(Items from a data source)
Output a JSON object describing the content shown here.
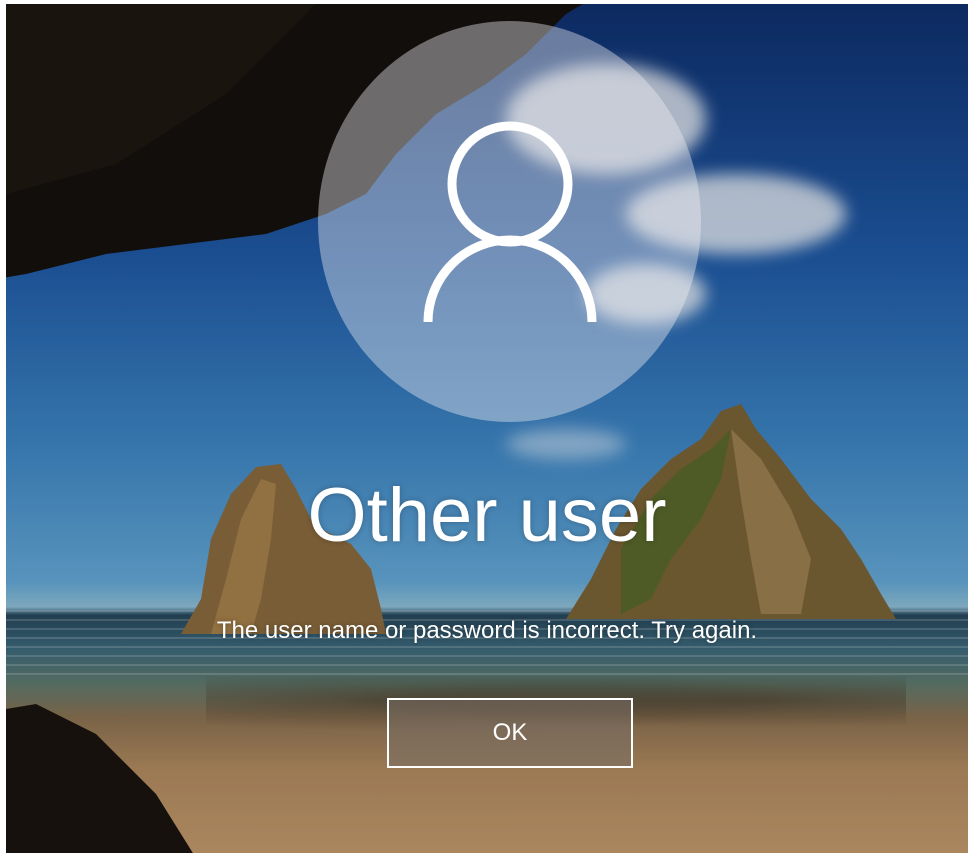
{
  "user": {
    "name": "Other user",
    "avatar_icon": "user-silhouette-icon"
  },
  "error": {
    "message": "The user name or password is incorrect. Try again."
  },
  "actions": {
    "ok_label": "OK"
  },
  "colors": {
    "text": "#ffffff",
    "avatar_fill": "rgba(235,235,240,0.42)",
    "button_border": "#ffffff"
  }
}
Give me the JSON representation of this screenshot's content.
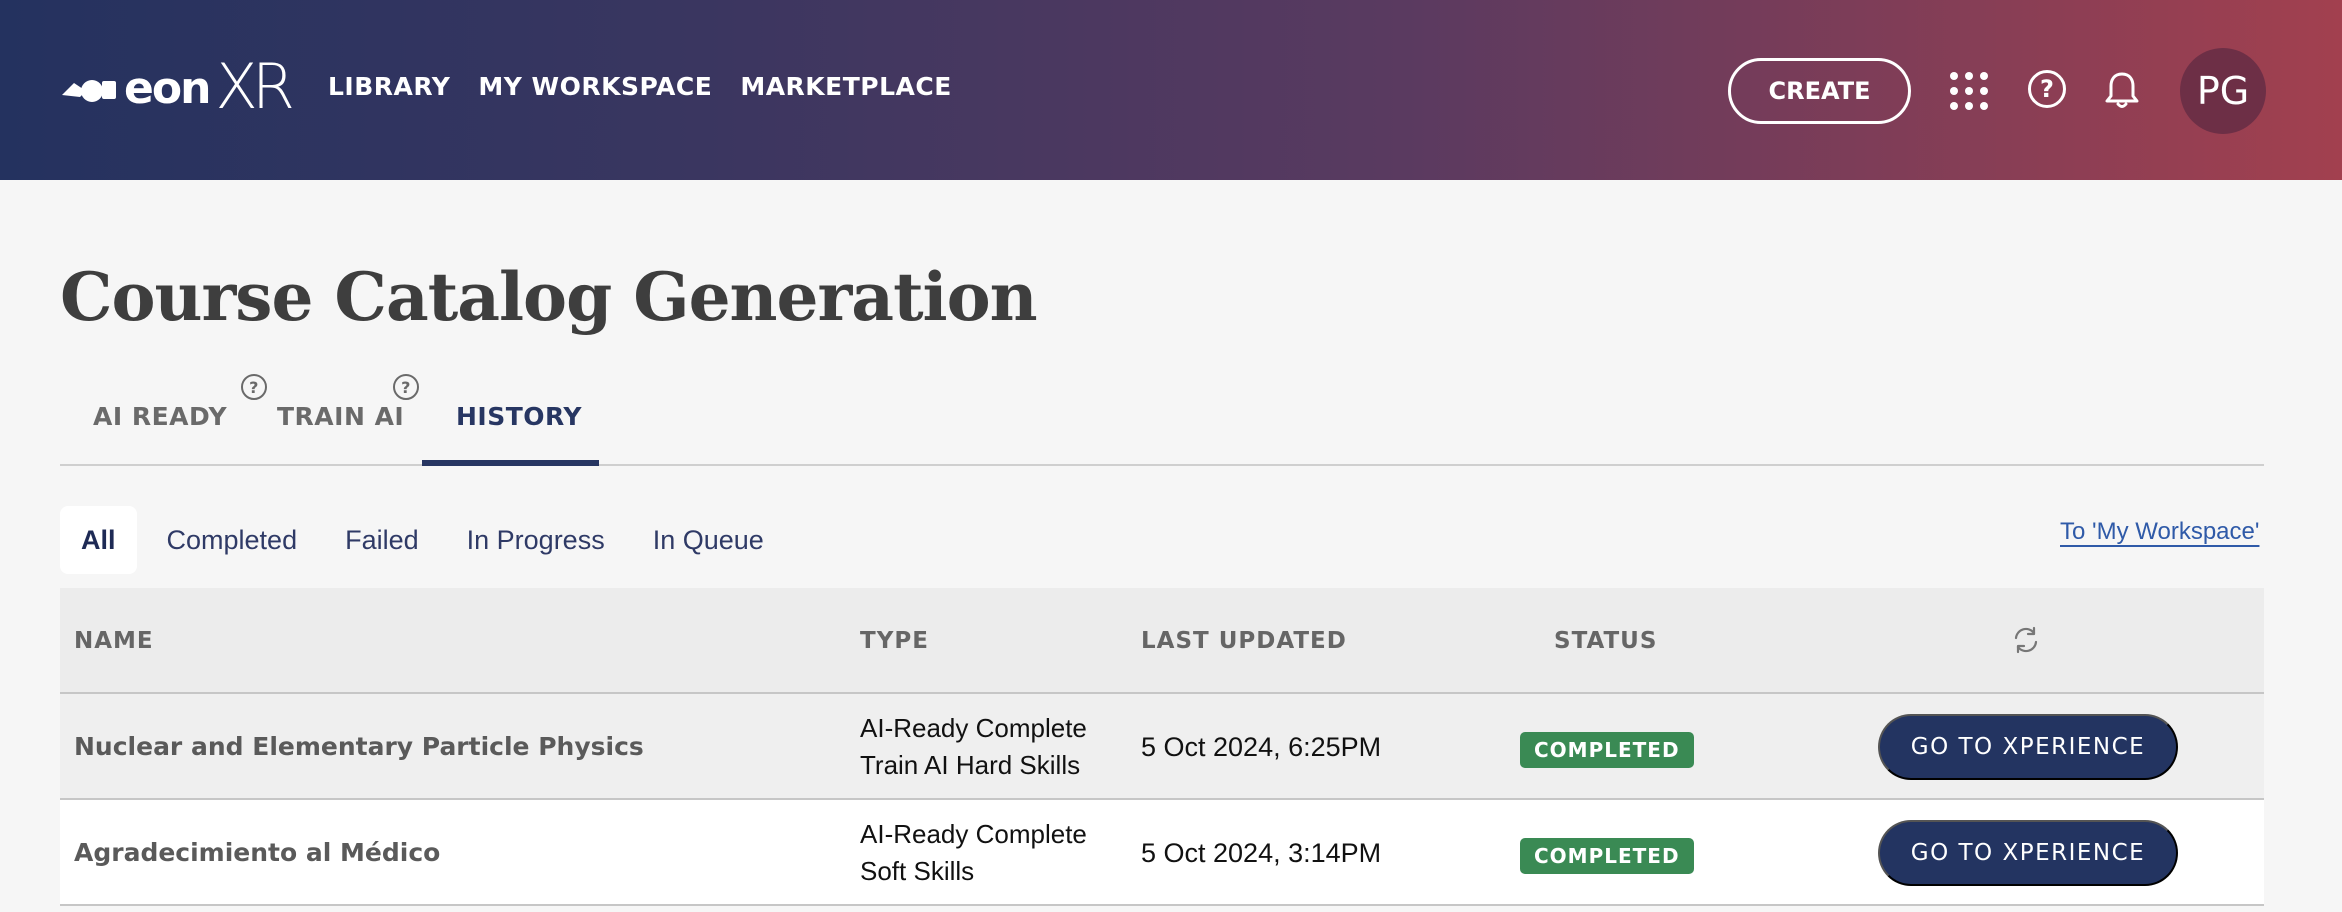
{
  "header": {
    "logo_text": "eonXR",
    "nav": [
      "LIBRARY",
      "MY WORKSPACE",
      "MARKETPLACE"
    ],
    "create_label": "CREATE",
    "avatar_initials": "PG",
    "icons": [
      "apps-grid-icon",
      "help-icon",
      "bell-icon"
    ]
  },
  "page": {
    "title": "Course Catalog Generation"
  },
  "tabs": [
    {
      "label": "AI READY",
      "has_help": true
    },
    {
      "label": "TRAIN AI",
      "has_help": true
    },
    {
      "label": "HISTORY",
      "active": true
    }
  ],
  "filters": {
    "items": [
      "All",
      "Completed",
      "Failed",
      "In Progress",
      "In Queue"
    ],
    "active": "All",
    "workspace_link": "To 'My Workspace'"
  },
  "table": {
    "columns": [
      "NAME",
      "TYPE",
      "LAST UPDATED",
      "STATUS"
    ],
    "rows": [
      {
        "name": "Nuclear and Elementary Particle Physics",
        "type_line1": "AI-Ready Complete",
        "type_line2": "Train AI Hard Skills",
        "updated": "5 Oct 2024, 6:25PM",
        "status": "COMPLETED",
        "action": "GO TO XPERIENCE"
      },
      {
        "name": "Agradecimiento al Médico",
        "type_line1": "AI-Ready Complete",
        "type_line2": "Soft Skills",
        "updated": "5 Oct 2024, 3:14PM",
        "status": "COMPLETED",
        "action": "GO TO XPERIENCE"
      }
    ]
  },
  "colors": {
    "brand_navy": "#233461",
    "status_green": "#3a8a54",
    "link_blue": "#2f5aa8",
    "header_gradient_start": "#24325f",
    "header_gradient_end": "#a2404f"
  }
}
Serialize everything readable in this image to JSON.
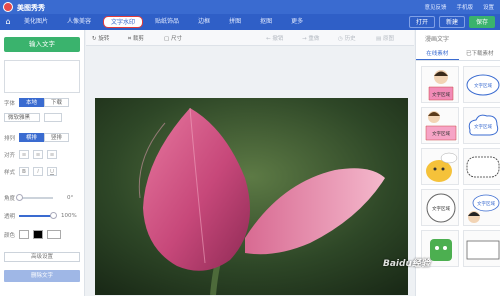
{
  "app": {
    "title": "美图秀秀",
    "top_links": [
      "意见反馈",
      "手机版",
      "设置"
    ]
  },
  "tabs": {
    "items": [
      "美化图片",
      "人像美容",
      "文字水印",
      "贴纸饰品",
      "边框",
      "拼图",
      "抠图",
      "更多"
    ],
    "active": "文字水印"
  },
  "top_buttons": {
    "open": "打开",
    "new": "新建",
    "save": "保存"
  },
  "left_panel": {
    "add_text": "输入文字",
    "typeface_label": "字体",
    "typeface_options": [
      "本地",
      "下载"
    ],
    "font_name": "微软雅黑",
    "font_size": "",
    "layout_label": "排列",
    "layout_options": [
      "横排",
      "竖排"
    ],
    "align_label": "对齐",
    "style_label": "样式",
    "style_options": [
      "B",
      "I",
      "U"
    ],
    "angle_label": "角度",
    "angle_value": "0°",
    "angle_level": 0.0,
    "opacity_label": "透明",
    "opacity_value": "100%",
    "opacity_level": 1.0,
    "color_label": "颜色",
    "advanced_label": "高级设置",
    "delete_label": "删除文字"
  },
  "toolbar": {
    "rotate": "旋转",
    "crop": "裁剪",
    "size": "尺寸",
    "undo": "撤销",
    "redo": "重做",
    "reset": "历史",
    "compare": "原图"
  },
  "right_panel": {
    "title": "漫画文字",
    "tabs": [
      "在线素材",
      "已下载素材"
    ],
    "sticker_text": "文字区域"
  },
  "watermark": "Baidu经验",
  "colors": {
    "brand_blue": "#3a6bd0",
    "tab_bar": "#2f5fc7",
    "green": "#3ab36d",
    "active_tab_outline": "#e23b3b"
  }
}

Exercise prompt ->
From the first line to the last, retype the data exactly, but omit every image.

Expected output ->
Output a JSON object describing the content shown here.
{
  "user": {
    "name": "Other user",
    "avatar_icon": "user-silhouette-icon"
  },
  "error": {
    "message": "The user name or password is incorrect. Try again."
  },
  "actions": {
    "ok_label": "OK"
  },
  "colors": {
    "text": "#ffffff",
    "avatar_fill": "rgba(235,235,240,0.42)",
    "button_border": "#ffffff"
  }
}
Give me the JSON representation of this screenshot's content.
{
  "header": {
    "logo_text": "eonXR",
    "nav": [
      "LIBRARY",
      "MY WORKSPACE",
      "MARKETPLACE"
    ],
    "create_label": "CREATE",
    "avatar_initials": "PG",
    "icons": [
      "apps-grid-icon",
      "help-icon",
      "bell-icon"
    ]
  },
  "page": {
    "title": "Course Catalog Generation"
  },
  "tabs": [
    {
      "label": "AI READY",
      "has_help": true
    },
    {
      "label": "TRAIN AI",
      "has_help": true
    },
    {
      "label": "HISTORY",
      "active": true
    }
  ],
  "filters": {
    "items": [
      "All",
      "Completed",
      "Failed",
      "In Progress",
      "In Queue"
    ],
    "active": "All",
    "workspace_link": "To 'My Workspace'"
  },
  "table": {
    "columns": [
      "NAME",
      "TYPE",
      "LAST UPDATED",
      "STATUS"
    ],
    "rows": [
      {
        "name": "Nuclear and Elementary Particle Physics",
        "type_line1": "AI-Ready Complete",
        "type_line2": "Train AI Hard Skills",
        "updated": "5 Oct 2024, 6:25PM",
        "status": "COMPLETED",
        "action": "GO TO XPERIENCE"
      },
      {
        "name": "Agradecimiento al Médico",
        "type_line1": "AI-Ready Complete",
        "type_line2": "Soft Skills",
        "updated": "5 Oct 2024, 3:14PM",
        "status": "COMPLETED",
        "action": "GO TO XPERIENCE"
      }
    ]
  },
  "colors": {
    "brand_navy": "#233461",
    "status_green": "#3a8a54",
    "link_blue": "#2f5aa8",
    "header_gradient_start": "#24325f",
    "header_gradient_end": "#a2404f"
  }
}
Serialize everything readable in this image to JSON.
{
  "app": {
    "title": "美图秀秀",
    "top_links": [
      "意见反馈",
      "手机版",
      "设置"
    ]
  },
  "tabs": {
    "items": [
      "美化图片",
      "人像美容",
      "文字水印",
      "贴纸饰品",
      "边框",
      "拼图",
      "抠图",
      "更多"
    ],
    "active": "文字水印"
  },
  "top_buttons": {
    "open": "打开",
    "new": "新建",
    "save": "保存"
  },
  "left_panel": {
    "add_text": "输入文字",
    "typeface_label": "字体",
    "typeface_options": [
      "本地",
      "下载"
    ],
    "font_name": "微软雅黑",
    "font_size": "",
    "layout_label": "排列",
    "layout_options": [
      "横排",
      "竖排"
    ],
    "align_label": "对齐",
    "style_label": "样式",
    "style_options": [
      "B",
      "I",
      "U"
    ],
    "angle_label": "角度",
    "angle_value": "0°",
    "angle_level": 0.0,
    "opacity_label": "透明",
    "opacity_value": "100%",
    "opacity_level": 1.0,
    "color_label": "颜色",
    "advanced_label": "高级设置",
    "delete_label": "删除文字"
  },
  "toolbar": {
    "rotate": "旋转",
    "crop": "裁剪",
    "size": "尺寸",
    "undo": "撤销",
    "redo": "重做",
    "reset": "历史",
    "compare": "原图"
  },
  "right_panel": {
    "title": "漫画文字",
    "tabs": [
      "在线素材",
      "已下载素材"
    ],
    "sticker_text": "文字区域"
  },
  "watermark": "Baidu经验",
  "colors": {
    "brand_blue": "#3a6bd0",
    "tab_bar": "#2f5fc7",
    "green": "#3ab36d",
    "active_tab_outline": "#e23b3b"
  }
}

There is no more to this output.